Yerkes said this is the kind of feedback he’s looking for. He wants his prices to be in the same range as his competition. Zoomin doesn’t have to pay cashiers since their customers are checking out online, and they don’t have to dress up the interior of the store, which is a warehouse stockroom. They also don’t have the insurance costs of a walk-in retail establishment.
Zoomin Market carries many standard grocery items — meat and fish, prepared foods, pet care, cereal, canned goods, baking items, seasonings and spices, pasta, frozen baked goods, fruit and vegetables, bottled water and soft drinks, condiments and salad dressings, snacks, and baby food and diapers. It also carries several local brands including coffee from the Broadway Roasting Co. It hopes to add special pork and sausage products from the Local Pig’s wholesale plant.
Zoomin expected to draw from a range of five miles or less, much like a traditional grocery store. However, the drive-through grocery has had customers from Spring Hill, Edgerton and even south Kansas City.

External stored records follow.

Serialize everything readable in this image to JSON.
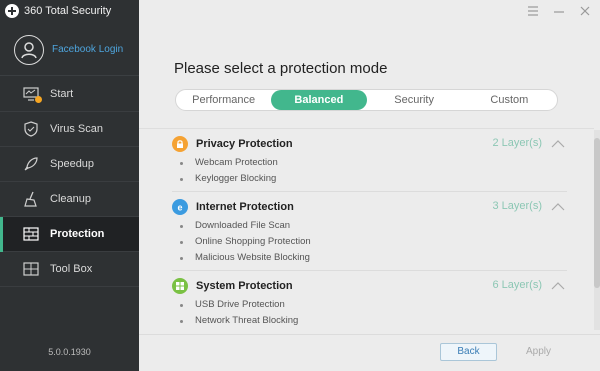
{
  "app": {
    "title": "360 Total Security",
    "version": "5.0.0.1930"
  },
  "profile": {
    "login_label": "Facebook Login"
  },
  "sidebar": {
    "items": [
      {
        "label": "Start",
        "icon": "monitor-icon",
        "active": false
      },
      {
        "label": "Virus Scan",
        "icon": "shield-icon",
        "active": false
      },
      {
        "label": "Speedup",
        "icon": "rocket-icon",
        "active": false
      },
      {
        "label": "Cleanup",
        "icon": "broom-icon",
        "active": false
      },
      {
        "label": "Protection",
        "icon": "firewall-icon",
        "active": true
      },
      {
        "label": "Tool Box",
        "icon": "toolbox-icon",
        "active": false
      }
    ]
  },
  "main": {
    "heading": "Please select a protection mode",
    "modes": [
      "Performance",
      "Balanced",
      "Security",
      "Custom"
    ],
    "selected_mode": "Balanced",
    "sections": [
      {
        "title": "Privacy Protection",
        "layers": "2 Layer(s)",
        "icon": "lock-icon",
        "icon_color": "#f5a233",
        "items": [
          "Webcam Protection",
          "Keylogger Blocking"
        ]
      },
      {
        "title": "Internet Protection",
        "layers": "3 Layer(s)",
        "icon": "browser-icon",
        "icon_color": "#3b9be0",
        "items": [
          "Downloaded File Scan",
          "Online Shopping Protection",
          "Malicious Website Blocking"
        ]
      },
      {
        "title": "System Protection",
        "layers": "6 Layer(s)",
        "icon": "windows-icon",
        "icon_color": "#7ac143",
        "items": [
          "USB Drive Protection",
          "Network Threat Blocking"
        ]
      }
    ]
  },
  "footer": {
    "back_label": "Back",
    "apply_label": "Apply"
  },
  "colors": {
    "accent": "#42b78d",
    "sidebar_bg": "#2e3133",
    "link": "#4ea5de"
  }
}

But is it too “old-school” for some?
“Younger people grow up using their mobile devices for ordering,” Yerkes said. “People are saying they are sitting down with their elderly parents to place their orders. One mom was sitting in the doctor’s office placing her order. Another was like, ‘Are you kidding? I don’t have to get my kids out of the car,’ on why she liked it. The family also can sit down and plan the meals at home.”
Zoomin Market is on the former Gambucci’s Italian Restaurant site. Zoomin bought the 10,318-square-foot building, gutted it and expanded by about 4,000 square feet. The store is open daily from 8 a.m. to 8 p.m.
The owners are looking at sites in Johnson County for another location, and they hope to open a third Zoomin on the Missouri side of the state line.
“We want to get our feet under us here and then expand the concept,” Yerkes said.